Posts: 4302 | From: California | Registered: Mar 2004  |  IP: Logged | Report this post to a Moderator
Tyrannohotep
Member
Member # 3735

Rate Member
Icon 1 posted      Profile for Tyrannohotep     Send New Private Message       Edit/Delete Post   Reply With Quote 
 -
This is a design for a futuristic Egyptian vehicle, based on their ancient war chariots. I owe a lot of my inspiration here to the "Afrofuturism" movement, which sets out to combine pre-colonial African and Afro-Diasporan cultural influences with futuristic and science-fiction themes. I don't normally do futuristic stuff like this, but this was nonetheless a fun concept to design.

Posts: 4302 | From: California | Registered: Mar 2004  |  IP: Logged | Report this post to a Moderator
  This topic comprises 5 pages: 1  2  3  4  5   

Quick Reply
Message:

HTML is not enabled.
UBB Code™ is enabled.

Instant Graemlins
   


Post New Topic  Post A Reply Close Topic   Feature Topic   Move Topic   Delete Topic next oldest topic   next newest topic
 - Printer-friendly view of this topic
Hop To:

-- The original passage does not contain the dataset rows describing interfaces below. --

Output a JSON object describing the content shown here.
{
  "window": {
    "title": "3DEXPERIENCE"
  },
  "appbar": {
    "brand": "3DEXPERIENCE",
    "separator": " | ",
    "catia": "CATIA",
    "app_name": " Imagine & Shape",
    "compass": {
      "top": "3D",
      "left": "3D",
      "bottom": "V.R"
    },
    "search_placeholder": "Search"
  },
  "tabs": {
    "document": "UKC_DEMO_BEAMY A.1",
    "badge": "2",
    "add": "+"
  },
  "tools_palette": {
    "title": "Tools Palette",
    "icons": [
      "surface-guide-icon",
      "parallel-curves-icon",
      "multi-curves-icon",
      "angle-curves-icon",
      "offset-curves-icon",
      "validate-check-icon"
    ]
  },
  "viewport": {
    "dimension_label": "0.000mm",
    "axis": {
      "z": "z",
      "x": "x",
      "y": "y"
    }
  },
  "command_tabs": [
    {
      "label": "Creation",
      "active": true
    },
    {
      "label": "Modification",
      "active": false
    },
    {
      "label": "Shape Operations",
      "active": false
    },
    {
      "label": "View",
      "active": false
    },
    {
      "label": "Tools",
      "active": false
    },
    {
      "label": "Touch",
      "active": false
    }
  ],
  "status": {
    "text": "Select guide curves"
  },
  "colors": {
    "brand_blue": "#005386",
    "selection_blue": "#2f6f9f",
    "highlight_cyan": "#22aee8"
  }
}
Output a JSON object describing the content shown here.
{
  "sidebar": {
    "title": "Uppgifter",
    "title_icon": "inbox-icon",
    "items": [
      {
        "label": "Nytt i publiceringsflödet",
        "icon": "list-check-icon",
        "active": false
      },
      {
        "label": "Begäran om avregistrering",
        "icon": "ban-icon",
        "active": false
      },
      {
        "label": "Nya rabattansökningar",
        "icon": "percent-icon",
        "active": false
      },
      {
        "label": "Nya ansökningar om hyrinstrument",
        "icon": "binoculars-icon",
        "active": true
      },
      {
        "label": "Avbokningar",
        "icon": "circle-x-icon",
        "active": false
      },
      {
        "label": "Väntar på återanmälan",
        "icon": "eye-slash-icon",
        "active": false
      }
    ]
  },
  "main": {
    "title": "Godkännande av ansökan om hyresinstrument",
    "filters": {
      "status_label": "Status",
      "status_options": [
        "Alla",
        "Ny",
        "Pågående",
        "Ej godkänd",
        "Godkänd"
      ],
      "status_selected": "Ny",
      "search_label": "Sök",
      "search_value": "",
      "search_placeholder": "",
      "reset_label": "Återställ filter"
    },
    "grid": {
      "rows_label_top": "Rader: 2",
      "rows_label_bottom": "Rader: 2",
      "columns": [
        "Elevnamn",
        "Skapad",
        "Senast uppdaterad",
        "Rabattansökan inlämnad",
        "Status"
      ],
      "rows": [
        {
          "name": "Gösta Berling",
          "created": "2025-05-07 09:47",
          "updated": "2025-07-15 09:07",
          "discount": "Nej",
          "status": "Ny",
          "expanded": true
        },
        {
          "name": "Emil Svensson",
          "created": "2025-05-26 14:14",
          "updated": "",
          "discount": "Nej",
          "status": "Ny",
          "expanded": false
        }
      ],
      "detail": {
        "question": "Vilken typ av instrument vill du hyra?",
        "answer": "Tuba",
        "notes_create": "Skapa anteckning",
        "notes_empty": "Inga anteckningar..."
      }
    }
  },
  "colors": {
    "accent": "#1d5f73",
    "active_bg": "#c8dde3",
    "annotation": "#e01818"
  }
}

Contact Us | EgyptSearch!

(c) 2015 EgyptSearch.com

Powered by UBB.classic™ 6.7.3